“I can’t keep this baby.”
Beautiful spring flowers, handmade cards folded unevenly, candies and all the extra attention a mother could want on a day designed to remind them that they are special and appreciated–unless you’re a mother who at some point of her life made the agonizing decision during your pregnancy to adopt out your baby. That was my “birth-mom” did at age 19–for which I am grateful, but I never fathomed at age twenty-one, I would be making the same decision for my baby that she made for me.
We should not be shamed into a corner.
I think people rarely remember us birth moms, or think of us in a high regard. Never-mind the selfless reasons for deciding to give our children a chance at a happy life rather than bringing them into unfavorable conditions that he or she didn’t ask for. Women who have consciously chosen to carry their babies to term, to feel every kick and jolt of life in their bellies, to make their timely doctors’ appointments, and to silently experience the emotional agony that comes with the responsibility to give life in this way–we are so often forgotten.
The dark cloud of acceptance in the instances of unwarranted shame that comes with being called a, “birth mom.” Which by the way, something about that term, “birth mother/mom,” seems so dismissive to me. As if, we’re no longer mothers because we chose to allow another woman to become one. That we are only moms at birth, then the baby is whistled away into the abyss, as though it never happened. Hmmm, quite the contrary. Not to mention, the stigmas that are still attached to adoption, especially in the black community, are astounding to me. Especially when families have been unofficially raising other people’s children for centuries. But I digress.
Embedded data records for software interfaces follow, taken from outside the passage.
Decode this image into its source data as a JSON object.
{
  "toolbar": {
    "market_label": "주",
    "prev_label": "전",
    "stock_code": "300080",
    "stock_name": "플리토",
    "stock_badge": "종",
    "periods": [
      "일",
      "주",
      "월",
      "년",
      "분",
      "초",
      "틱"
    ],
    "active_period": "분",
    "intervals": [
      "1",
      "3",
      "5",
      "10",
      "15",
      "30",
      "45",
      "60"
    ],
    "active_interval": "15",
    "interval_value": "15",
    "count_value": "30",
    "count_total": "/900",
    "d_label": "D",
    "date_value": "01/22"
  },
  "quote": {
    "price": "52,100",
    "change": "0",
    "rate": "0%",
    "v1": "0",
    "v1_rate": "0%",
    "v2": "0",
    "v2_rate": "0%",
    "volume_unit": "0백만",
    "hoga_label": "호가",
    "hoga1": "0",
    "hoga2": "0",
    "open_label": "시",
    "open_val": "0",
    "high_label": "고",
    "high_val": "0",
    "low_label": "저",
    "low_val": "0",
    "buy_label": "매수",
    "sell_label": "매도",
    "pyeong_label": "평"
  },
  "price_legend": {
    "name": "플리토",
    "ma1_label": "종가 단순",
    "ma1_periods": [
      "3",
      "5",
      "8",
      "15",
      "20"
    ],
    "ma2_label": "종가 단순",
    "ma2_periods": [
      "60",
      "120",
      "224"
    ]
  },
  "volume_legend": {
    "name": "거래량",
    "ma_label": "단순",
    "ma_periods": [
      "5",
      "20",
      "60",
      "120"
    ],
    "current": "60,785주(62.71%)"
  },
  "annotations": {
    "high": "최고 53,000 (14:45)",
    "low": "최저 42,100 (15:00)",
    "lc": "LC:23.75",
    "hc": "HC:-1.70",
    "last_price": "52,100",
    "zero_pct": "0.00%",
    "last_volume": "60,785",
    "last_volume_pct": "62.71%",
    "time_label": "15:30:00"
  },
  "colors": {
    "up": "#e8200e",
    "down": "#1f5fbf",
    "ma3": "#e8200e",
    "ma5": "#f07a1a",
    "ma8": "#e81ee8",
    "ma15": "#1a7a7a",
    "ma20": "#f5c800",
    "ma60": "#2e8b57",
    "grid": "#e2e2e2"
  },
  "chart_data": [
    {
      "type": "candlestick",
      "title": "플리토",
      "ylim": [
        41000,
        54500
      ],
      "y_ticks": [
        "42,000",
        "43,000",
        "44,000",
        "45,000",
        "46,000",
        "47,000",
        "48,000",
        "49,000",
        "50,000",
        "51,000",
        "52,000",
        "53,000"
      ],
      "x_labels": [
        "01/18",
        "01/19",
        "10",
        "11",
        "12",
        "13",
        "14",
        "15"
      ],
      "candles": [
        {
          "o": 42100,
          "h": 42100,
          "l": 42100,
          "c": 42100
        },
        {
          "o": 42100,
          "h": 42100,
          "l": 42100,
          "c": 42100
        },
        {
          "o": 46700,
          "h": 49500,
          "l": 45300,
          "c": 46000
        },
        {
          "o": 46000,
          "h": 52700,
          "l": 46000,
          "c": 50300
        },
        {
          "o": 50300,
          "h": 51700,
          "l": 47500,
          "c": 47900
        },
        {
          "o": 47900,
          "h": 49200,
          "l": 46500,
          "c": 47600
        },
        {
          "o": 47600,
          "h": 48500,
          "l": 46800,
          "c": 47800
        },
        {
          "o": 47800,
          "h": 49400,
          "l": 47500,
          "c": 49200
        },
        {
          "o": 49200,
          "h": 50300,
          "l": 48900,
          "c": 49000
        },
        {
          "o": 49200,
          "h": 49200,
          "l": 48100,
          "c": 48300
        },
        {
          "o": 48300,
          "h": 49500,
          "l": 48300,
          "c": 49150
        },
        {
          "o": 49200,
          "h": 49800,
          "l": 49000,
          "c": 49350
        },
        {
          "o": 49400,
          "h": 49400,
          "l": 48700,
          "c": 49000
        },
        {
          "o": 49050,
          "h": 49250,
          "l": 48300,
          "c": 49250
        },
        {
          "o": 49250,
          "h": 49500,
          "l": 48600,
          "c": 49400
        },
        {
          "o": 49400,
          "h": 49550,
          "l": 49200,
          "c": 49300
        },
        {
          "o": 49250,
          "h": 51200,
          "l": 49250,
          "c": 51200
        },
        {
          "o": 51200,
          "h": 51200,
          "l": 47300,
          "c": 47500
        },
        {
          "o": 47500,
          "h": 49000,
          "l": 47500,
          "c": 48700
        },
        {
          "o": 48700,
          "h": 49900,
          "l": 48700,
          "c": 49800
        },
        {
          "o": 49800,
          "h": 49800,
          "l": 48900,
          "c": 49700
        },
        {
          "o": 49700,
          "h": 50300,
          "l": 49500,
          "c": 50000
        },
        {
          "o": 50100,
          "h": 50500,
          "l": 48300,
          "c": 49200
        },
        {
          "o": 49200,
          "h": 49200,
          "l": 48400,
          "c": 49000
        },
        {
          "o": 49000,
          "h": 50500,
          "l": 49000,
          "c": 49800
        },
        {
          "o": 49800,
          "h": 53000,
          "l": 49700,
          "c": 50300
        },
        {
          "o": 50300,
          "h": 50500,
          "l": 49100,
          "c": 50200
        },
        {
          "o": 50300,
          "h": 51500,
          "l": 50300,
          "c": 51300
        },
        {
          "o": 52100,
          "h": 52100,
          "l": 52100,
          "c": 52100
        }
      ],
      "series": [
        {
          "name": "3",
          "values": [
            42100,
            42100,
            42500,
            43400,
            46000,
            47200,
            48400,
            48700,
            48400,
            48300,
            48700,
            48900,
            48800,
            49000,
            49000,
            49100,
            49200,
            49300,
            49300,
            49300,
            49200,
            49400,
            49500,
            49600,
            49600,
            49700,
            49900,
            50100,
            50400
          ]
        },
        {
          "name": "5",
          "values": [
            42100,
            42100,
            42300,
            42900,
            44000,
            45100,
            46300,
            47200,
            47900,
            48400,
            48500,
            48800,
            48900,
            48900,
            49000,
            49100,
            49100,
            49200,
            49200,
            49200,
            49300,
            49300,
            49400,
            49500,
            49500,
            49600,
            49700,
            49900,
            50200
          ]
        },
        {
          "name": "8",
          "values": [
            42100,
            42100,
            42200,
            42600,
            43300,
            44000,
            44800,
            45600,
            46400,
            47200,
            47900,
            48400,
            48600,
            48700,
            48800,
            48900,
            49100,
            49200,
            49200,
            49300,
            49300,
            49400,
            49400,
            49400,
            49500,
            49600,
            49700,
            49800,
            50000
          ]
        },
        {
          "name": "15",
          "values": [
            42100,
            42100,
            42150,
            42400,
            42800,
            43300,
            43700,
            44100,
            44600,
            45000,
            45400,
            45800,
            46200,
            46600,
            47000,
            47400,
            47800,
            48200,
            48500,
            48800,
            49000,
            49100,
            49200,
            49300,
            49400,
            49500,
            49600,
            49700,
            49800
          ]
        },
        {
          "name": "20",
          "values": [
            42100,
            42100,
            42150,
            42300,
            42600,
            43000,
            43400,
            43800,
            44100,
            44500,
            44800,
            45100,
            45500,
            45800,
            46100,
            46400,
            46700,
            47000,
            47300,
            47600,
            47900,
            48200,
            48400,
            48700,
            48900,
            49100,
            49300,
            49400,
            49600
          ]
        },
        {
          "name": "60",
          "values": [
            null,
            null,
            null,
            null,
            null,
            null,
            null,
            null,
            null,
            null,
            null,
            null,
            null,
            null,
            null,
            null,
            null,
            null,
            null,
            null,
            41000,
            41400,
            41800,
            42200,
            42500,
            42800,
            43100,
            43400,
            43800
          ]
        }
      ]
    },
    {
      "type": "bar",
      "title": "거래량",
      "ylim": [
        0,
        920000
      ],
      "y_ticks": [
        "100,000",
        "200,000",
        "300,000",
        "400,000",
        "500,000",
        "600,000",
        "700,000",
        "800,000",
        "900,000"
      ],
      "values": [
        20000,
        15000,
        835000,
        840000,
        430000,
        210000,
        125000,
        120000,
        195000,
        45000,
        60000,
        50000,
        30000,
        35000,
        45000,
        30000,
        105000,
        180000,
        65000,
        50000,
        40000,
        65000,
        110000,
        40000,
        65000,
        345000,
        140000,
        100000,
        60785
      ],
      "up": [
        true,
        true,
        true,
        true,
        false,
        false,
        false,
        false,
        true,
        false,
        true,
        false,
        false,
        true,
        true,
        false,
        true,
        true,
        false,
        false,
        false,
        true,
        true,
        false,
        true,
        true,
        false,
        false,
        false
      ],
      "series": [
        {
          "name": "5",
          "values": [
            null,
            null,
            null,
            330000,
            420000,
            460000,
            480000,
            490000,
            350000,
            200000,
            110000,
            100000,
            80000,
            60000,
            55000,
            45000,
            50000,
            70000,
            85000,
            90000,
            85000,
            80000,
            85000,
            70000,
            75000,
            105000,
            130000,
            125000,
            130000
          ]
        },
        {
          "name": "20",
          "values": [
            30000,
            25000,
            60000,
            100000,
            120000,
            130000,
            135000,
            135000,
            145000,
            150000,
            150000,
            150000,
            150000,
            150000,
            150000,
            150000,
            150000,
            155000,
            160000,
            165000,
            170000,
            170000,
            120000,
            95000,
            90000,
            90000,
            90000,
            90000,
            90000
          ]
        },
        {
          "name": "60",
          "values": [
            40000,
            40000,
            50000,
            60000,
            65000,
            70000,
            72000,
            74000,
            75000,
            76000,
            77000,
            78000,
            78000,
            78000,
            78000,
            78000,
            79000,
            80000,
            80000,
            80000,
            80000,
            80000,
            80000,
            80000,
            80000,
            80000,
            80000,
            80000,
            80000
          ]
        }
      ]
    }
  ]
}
Some might think “Well, you made your bed, so lie in it.” Yes, I made a decision to have sex with someone I was not committed to that resulted in an unplanned pregnancy. I take full personal responsibility for my actions and I believe most women who make this decision actually do. I personally wrestled for months with the weight to possibly abort. I even made an appointment at a local clinic, but when that day came, I was a no show. So I made another one, and missed that one too. I kept missing them because my soul was truly conflicted. I thought to myself, “What in the world am I going to do with another child at my age?” Was keeping her an option? Of course it was. But realistically, at that time I was just barely getting by with the toddler I already had. As an adoptee myself, I knew the power in adoption. I knew that while my life was not a perfect one, it was a different life experience than the life I was born into. Some like to say a better life. Isn’t the word, “better,” relative to one’s overall life experience? I believe adoption is about mothers giving their babies the opportunity at a different life experience that we pray turns out for the best.
The choice to both adopt a child and “adopt-out” or “give up” a child for a family is both purposeful and intentional. From the initial decision to do so, to seeking the right agency to assist, to picking out the very next best parents to raise her baby. Going through profiles and meetings to be as comfortable as one can be with the ultimate decision to give a couple (in most cases) the opportunity to become parents.
To the point of choosing what arrangement works best for that mother and her baby – and the new family. Should it be “closed,” and no contact between the birht mom and the family after the birth? Or should it be “open” and have an agreed amount of contact that works best for both parties until the child becomes of age. In my experience, we chose an open adoption where I have contact with my daughter’s parents. I have watched her grow up doing the things she loves, like tap dancing, and excelling in academia. I’ve also watched her parents’ go through life threatening health challenges and even divorce – again, simply a different life experience than I would have provided. One I don’t regret at all for any of us involved. Every experience shapes us and has the opportunity to build our character if we allow it.
I know my daughter will grow to do amazing things with her life as I believe she was purposed to do. Just as my first born who is now twenty and newly in the Air Force has grown be a wonderful well-rounded young woman. Life has an amazing way about it – and I’m not that young indecisive girl anymore. I continue to make self-less choices so that other women can know that they are indeed significant no matter what cards life has dealt them.
As CEO of Women Recharged, it is my mission to continue to positively impact the lives of all women both personally and professionally. I want the world to know that we (mothers) are all significant and the individual commonalties that we share are the difficult choices and sacrifices we make for our children that begins before birth. On this Mother’s Day and every year after, just whisper a silent prayer of gratitude for moms who make loving responsible choices for their children, even if that means letting someone else raise them.